Aside from our lending activities, the G-20 leaders have indicated their support to the IMF in providing candid, evenhanded, and independent surveillance. As the crisis broke, we were ahead of the curve with our policy advice and with our forecasts for the global economy. We have been beefing up our early warning exercise, looking especially at systemic risks, macrofinancial linkages, and spillovers across countries, and we are also working on promoting greater transparency in our operations.
I would like to take note of the unparalleled commitment to multilateralism on display during this crisis. There have been few instances in recent history in which we have witnessed this degree of economic policy cooperation. We saw coordination in the monetary arena, with the fiscal stimulus, and we are now seeing signs of a more common approach to the cleansing of bank balance sheets. The IMF itself has proven an essential vehicle of multilateralism, in its surveillance and lending roles. And the world economy is benefiting—systemic risks have faded, and we are forecasting a recovery in the first half of 2010. The challenge is to sustain this degree of cooperation, even when the crisis has passed.
Of course, the effectiveness of the IMF depends on its legitimacy among its global membership. As the dynamic emerging markets assume a greater role on the world stage, this must be reflected in IMF decision making. It is therefore appropriate that the IMFC recommended that we speed up quota and voice reform, to give more weight to emerging and low-income countries.
Looking ahead, the challenges are daunting. The global financial crisis is not yet over, but countries are already preparing exit strategies from the unprecedented policy interventions put in place to fight the crisis. The IMF is assisting its members by providing key analytical work as input into these exit strategies. There are many unanswered questions, from the global growth engine and the future of global imbalances to the shape of the international financial system. As always, we stand ready to help our global membership grapple with these all-important issues.

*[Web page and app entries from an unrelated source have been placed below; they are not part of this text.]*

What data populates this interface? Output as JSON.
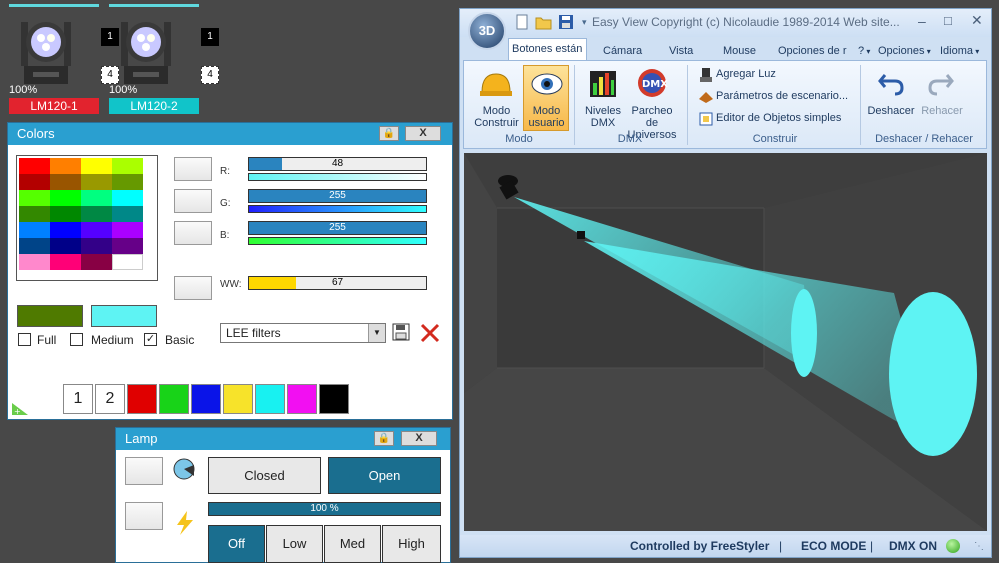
{
  "fixtures": [
    {
      "pct": "100%",
      "name": "LM120-1",
      "badge": "1",
      "badge2": "4",
      "color": "#e2232e"
    },
    {
      "pct": "100%",
      "name": "LM120-2",
      "badge": "1",
      "badge2": "4",
      "color": "#11c4c9"
    }
  ],
  "colors_panel": {
    "title": "Colors",
    "lock_icon": "lock-icon",
    "close_label": "X",
    "rgb": [
      {
        "label": "R:",
        "value": "48",
        "fill": 0.188
      },
      {
        "label": "G:",
        "value": "255",
        "fill": 1
      },
      {
        "label": "B:",
        "value": "255",
        "fill": 1
      }
    ],
    "ww": {
      "label": "WW:",
      "value": "67",
      "fill": 0.263
    },
    "options": [
      {
        "label": "Full",
        "checked": false
      },
      {
        "label": "Medium",
        "checked": false
      },
      {
        "label": "Basic",
        "checked": true
      }
    ],
    "filter_select": "LEE filters",
    "palette_pages": [
      "1",
      "2"
    ],
    "quick_colors": [
      "#e00000",
      "#18d318",
      "#0a14e8",
      "#f7e32a",
      "#18f1f1",
      "#f20ff2",
      "#000000"
    ],
    "swatch_current": "#4f7a00",
    "swatch_target": "#5ef3f3"
  },
  "lamp_panel": {
    "title": "Lamp",
    "close_label": "X",
    "closed_label": "Closed",
    "open_label": "Open",
    "dimmer": "100 %",
    "levels": [
      "Off",
      "Low",
      "Med",
      "High"
    ]
  },
  "window": {
    "title": "Easy View  Copyright (c) Nicolaudie 1989-2014  Web site...",
    "logo": "3D",
    "tabs": [
      "Botones están",
      "Cámara",
      "Vista",
      "Mouse",
      "Opciones de r"
    ],
    "right_menu": [
      "?",
      "Opciones",
      "Idioma"
    ],
    "modo": {
      "group": "Modo",
      "buttons": [
        {
          "label": "Modo Construir"
        },
        {
          "label": "Modo usuario"
        }
      ]
    },
    "dmx": {
      "group": "DMX",
      "buttons": [
        {
          "label": "Niveles DMX"
        },
        {
          "label": "Parcheo de Universos"
        }
      ]
    },
    "construir": {
      "group": "Construir",
      "items": [
        "Agregar Luz",
        "Parámetros de escenario...",
        "Editor de Objetos simples"
      ]
    },
    "undo": {
      "group": "Deshacer / Rehacer",
      "buttons": [
        "Deshacer",
        "Rehacer"
      ]
    },
    "status": [
      "Controlled by FreeStyler",
      "ECO MODE",
      "DMX ON"
    ]
  }
}
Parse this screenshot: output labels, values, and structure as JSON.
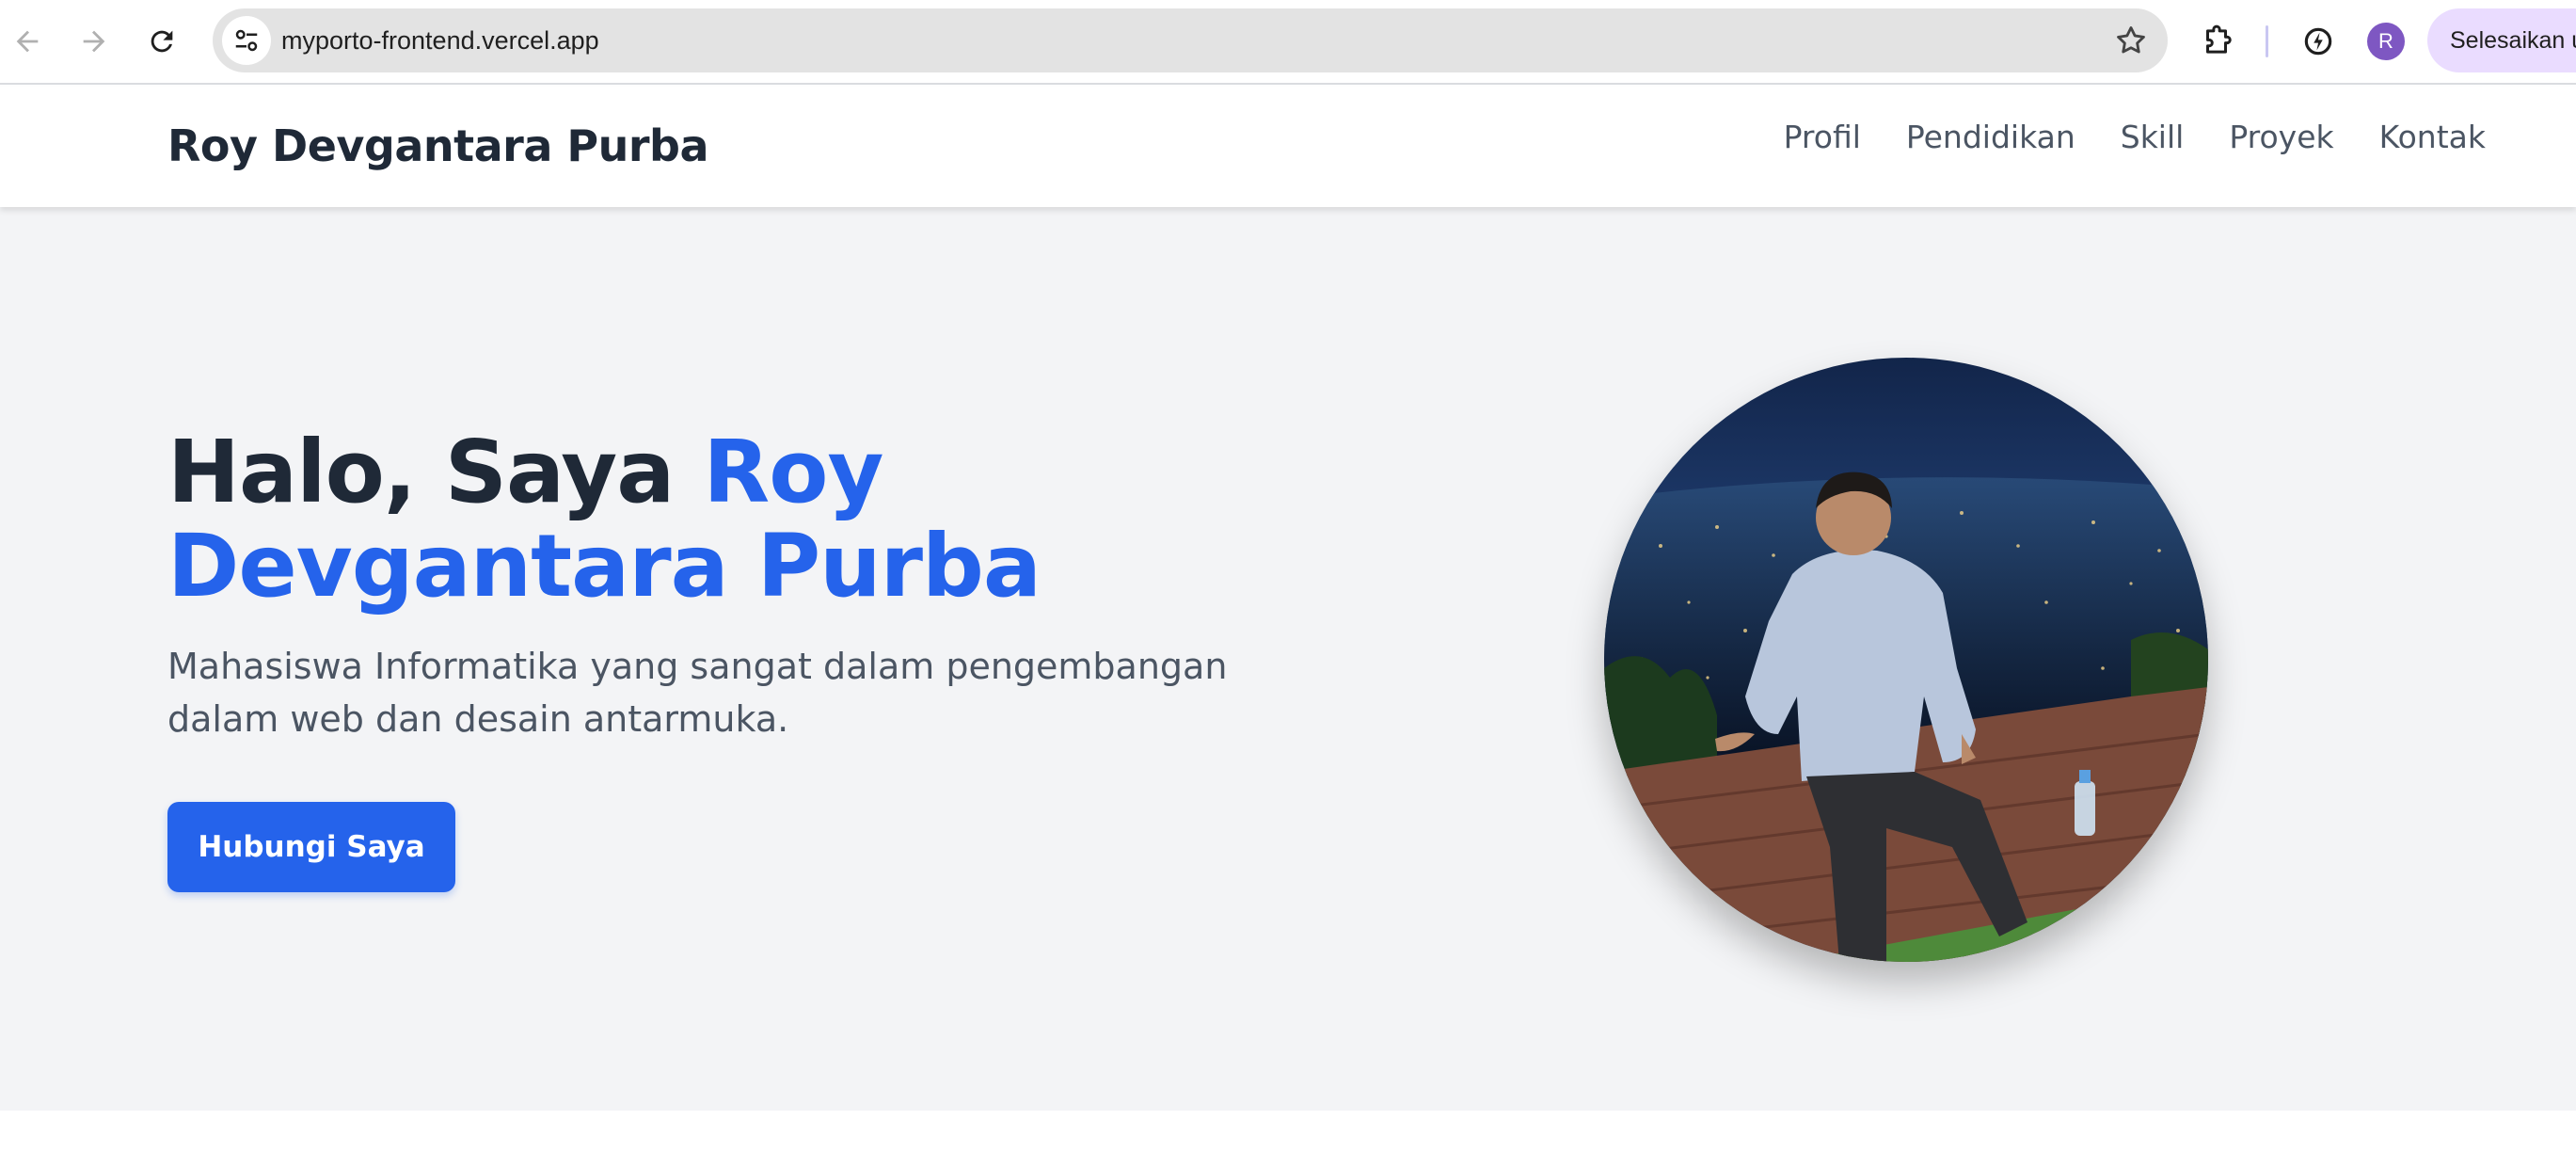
{
  "browser": {
    "url": "myporto-frontend.vercel.app",
    "profile_initial": "R",
    "update_label": "Selesaikan update",
    "icons": [
      "back-arrow-icon",
      "forward-arrow-icon",
      "reload-icon",
      "site-settings-icon",
      "bookmark-star-icon",
      "extensions-icon",
      "performance-icon"
    ]
  },
  "navbar": {
    "brand": "Roy Devgantara Purba",
    "links": [
      "Profil",
      "Pendidikan",
      "Skill",
      "Proyek",
      "Kontak"
    ]
  },
  "hero": {
    "greeting": "Halo, Saya ",
    "name": "Roy Devgantara Purba",
    "subtitle": "Mahasiswa Informatika yang sangat dalam pengembangan dalam web dan desain antarmuka.",
    "cta_label": "Hubungi Saya"
  },
  "colors": {
    "accent": "#2563eb",
    "heading": "#1f2937",
    "body_text": "#4b5563",
    "hero_bg": "#f3f4f6",
    "avatar_bg": "#7e57c2",
    "update_pill_bg": "#eadcff"
  }
}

Letter of Transmittal to the Board of Governors
July 31, 2009
Dear Mr. Chairman:
I have the honor to present to the Board of Governors the Annual Report of the Executive Board for the financial year ended April 30, 2009, in accordance with Article XII, Section 7(a) of the Articles of Agreement of the International Monetary Fund and Section 10 of the IMF’s By-Laws. In accordance with Section 20 of the By-Laws, the administrative and capital budgets of the IMF approved by the Executive Board for the financial year ending April 30, 2010, are presented in Chapter 5. The audited financial statements for the year ended April 30, 2009, of the General Department, the SDR Department, and the accounts administered by the IMF, together with reports of the external audit firm thereon, are presented in Appendix VI, which appears on the CD-ROM version of the Report, as well as at www.imf.org/external/pubs/ft/ar/2009/eng/index.htm. The external audit and financial reporting processes were overseen by the External Audit Committee, comprising Mr. Steve Anderson (Chair), Mr. Thomas O’Neill, and Mr. Ulrich Graf, as required under Section 20(c) of the Fund’s By-Laws.
Managing Director and Chair of the Executive Board